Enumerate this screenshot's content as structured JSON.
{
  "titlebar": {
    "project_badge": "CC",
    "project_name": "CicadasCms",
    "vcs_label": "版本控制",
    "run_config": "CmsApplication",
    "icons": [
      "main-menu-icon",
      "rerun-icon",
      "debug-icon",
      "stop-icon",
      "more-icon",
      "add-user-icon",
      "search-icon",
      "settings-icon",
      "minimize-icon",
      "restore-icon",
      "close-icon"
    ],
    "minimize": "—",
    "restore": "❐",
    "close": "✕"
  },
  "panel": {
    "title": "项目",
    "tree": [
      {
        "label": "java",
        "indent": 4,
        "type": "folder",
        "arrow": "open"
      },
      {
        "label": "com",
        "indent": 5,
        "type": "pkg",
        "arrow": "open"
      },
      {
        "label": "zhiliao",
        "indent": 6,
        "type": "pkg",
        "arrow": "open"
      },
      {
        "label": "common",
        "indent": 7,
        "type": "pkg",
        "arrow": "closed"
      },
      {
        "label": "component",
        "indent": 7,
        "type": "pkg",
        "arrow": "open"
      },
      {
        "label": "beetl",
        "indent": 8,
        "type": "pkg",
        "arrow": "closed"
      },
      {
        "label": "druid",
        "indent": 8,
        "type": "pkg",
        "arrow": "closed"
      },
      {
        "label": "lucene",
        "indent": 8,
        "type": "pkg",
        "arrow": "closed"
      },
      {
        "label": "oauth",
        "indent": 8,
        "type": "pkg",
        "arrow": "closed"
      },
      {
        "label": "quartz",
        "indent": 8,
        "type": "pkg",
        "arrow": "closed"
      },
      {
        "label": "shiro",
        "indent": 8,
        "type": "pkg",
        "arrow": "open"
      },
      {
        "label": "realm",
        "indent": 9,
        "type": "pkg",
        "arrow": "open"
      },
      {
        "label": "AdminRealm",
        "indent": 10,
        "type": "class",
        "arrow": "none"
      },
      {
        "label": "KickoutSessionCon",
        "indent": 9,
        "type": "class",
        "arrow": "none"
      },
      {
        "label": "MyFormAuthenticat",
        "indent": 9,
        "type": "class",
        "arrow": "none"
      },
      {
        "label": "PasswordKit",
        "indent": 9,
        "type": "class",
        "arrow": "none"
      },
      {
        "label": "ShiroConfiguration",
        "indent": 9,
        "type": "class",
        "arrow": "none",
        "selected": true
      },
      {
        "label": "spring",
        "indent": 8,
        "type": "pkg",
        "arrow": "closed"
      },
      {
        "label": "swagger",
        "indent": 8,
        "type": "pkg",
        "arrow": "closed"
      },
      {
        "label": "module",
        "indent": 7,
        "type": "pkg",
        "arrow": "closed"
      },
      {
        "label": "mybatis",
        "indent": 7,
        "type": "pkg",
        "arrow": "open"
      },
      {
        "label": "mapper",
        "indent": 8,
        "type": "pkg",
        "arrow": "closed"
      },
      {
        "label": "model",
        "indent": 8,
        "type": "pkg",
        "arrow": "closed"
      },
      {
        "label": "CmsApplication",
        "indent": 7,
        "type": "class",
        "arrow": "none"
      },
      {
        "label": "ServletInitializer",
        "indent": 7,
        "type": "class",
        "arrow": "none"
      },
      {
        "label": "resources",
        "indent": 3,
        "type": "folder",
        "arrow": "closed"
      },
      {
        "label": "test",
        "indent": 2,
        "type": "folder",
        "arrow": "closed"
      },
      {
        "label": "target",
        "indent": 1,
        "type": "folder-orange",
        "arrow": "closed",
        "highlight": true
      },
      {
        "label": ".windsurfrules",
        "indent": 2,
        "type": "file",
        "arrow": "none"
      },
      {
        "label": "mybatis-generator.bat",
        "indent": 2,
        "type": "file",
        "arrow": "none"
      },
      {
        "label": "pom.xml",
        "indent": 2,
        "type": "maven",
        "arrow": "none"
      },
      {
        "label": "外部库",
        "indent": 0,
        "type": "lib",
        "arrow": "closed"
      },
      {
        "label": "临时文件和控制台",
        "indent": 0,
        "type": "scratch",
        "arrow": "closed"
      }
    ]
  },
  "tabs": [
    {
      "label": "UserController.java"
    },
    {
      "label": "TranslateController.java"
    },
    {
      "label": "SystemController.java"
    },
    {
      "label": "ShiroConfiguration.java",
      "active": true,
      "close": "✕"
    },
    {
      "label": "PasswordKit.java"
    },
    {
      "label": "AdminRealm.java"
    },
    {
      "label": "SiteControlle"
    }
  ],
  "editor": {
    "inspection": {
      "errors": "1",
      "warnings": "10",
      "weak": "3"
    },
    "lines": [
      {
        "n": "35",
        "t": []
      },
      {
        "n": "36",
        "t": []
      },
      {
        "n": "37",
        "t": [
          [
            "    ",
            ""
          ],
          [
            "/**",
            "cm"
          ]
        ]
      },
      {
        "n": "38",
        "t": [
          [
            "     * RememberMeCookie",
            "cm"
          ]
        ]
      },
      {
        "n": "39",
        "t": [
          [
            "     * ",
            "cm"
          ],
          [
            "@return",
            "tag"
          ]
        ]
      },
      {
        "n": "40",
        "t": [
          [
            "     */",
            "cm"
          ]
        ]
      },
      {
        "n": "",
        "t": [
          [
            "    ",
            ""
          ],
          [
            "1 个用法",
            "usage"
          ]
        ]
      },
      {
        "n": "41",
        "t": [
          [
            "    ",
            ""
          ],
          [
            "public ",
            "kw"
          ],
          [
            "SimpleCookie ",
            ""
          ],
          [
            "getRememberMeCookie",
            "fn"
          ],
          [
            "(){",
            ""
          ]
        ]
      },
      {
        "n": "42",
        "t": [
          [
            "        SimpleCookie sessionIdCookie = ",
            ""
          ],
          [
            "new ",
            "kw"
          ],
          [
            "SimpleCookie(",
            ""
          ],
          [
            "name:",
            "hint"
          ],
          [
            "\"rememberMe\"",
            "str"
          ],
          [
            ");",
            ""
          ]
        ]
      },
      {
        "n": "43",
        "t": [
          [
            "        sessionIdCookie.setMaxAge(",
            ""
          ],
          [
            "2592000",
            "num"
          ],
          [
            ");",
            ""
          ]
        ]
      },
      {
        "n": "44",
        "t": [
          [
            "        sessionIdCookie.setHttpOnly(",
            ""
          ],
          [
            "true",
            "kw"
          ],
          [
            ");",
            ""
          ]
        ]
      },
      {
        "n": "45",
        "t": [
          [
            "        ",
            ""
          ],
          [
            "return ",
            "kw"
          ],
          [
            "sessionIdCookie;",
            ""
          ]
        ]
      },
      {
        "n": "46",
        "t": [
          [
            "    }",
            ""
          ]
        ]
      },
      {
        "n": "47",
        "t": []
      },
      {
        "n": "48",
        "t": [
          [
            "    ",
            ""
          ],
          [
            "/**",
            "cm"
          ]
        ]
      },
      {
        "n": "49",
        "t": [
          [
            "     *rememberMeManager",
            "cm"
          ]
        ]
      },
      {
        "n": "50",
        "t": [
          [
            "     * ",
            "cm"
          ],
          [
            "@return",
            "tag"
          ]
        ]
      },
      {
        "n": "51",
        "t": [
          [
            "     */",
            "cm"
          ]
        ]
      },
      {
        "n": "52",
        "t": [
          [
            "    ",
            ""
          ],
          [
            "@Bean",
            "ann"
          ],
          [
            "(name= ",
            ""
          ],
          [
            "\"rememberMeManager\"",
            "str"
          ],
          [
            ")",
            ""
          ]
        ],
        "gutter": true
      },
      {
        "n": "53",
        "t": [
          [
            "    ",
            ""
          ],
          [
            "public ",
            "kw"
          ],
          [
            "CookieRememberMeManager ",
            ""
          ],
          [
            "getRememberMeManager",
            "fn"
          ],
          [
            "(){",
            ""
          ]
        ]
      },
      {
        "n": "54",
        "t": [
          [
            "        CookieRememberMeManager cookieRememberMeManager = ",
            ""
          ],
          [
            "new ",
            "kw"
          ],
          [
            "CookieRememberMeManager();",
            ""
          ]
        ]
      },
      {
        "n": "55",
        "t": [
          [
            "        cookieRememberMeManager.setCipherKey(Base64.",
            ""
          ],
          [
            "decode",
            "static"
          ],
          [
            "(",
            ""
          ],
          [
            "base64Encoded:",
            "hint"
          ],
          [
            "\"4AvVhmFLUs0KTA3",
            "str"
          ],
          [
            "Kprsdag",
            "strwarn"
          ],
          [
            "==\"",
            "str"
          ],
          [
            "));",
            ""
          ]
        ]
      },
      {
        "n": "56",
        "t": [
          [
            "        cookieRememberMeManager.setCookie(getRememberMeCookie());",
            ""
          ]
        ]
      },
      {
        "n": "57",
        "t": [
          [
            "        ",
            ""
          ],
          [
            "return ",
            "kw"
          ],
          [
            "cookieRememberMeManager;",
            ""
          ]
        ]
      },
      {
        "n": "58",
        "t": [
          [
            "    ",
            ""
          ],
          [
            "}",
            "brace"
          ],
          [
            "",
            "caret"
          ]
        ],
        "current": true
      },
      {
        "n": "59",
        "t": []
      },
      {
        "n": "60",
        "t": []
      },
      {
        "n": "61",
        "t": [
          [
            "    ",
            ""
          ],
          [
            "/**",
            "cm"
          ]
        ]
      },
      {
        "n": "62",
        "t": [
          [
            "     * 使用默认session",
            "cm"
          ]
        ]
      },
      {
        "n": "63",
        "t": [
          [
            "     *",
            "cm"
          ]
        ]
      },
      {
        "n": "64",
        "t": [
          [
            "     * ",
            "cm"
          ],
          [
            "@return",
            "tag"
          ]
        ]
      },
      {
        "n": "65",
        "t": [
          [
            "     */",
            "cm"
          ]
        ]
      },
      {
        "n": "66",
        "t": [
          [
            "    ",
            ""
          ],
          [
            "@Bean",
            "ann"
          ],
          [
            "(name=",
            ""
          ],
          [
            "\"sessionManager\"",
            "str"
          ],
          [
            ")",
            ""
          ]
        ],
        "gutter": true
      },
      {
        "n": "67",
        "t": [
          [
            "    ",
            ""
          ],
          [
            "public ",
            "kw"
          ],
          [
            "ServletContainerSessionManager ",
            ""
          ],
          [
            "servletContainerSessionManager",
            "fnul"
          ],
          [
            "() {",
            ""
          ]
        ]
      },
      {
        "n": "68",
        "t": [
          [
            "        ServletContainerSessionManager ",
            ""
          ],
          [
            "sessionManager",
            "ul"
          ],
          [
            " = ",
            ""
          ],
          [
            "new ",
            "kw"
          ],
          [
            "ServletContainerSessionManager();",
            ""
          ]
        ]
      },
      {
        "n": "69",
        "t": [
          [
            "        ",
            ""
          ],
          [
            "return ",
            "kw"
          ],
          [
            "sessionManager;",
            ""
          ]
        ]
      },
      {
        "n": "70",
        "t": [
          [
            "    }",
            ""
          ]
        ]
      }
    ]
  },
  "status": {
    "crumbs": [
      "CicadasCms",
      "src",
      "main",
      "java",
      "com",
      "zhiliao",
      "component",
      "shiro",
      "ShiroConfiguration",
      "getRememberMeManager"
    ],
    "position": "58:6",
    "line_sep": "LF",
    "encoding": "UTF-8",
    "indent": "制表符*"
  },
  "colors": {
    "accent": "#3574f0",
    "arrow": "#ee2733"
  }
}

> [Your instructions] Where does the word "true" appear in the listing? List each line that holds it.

> [Response to this task]
        "selected": true
        "highlight": true
      "active": true,
            "true",
        "gutter": true
        "current": true
        "gutter": true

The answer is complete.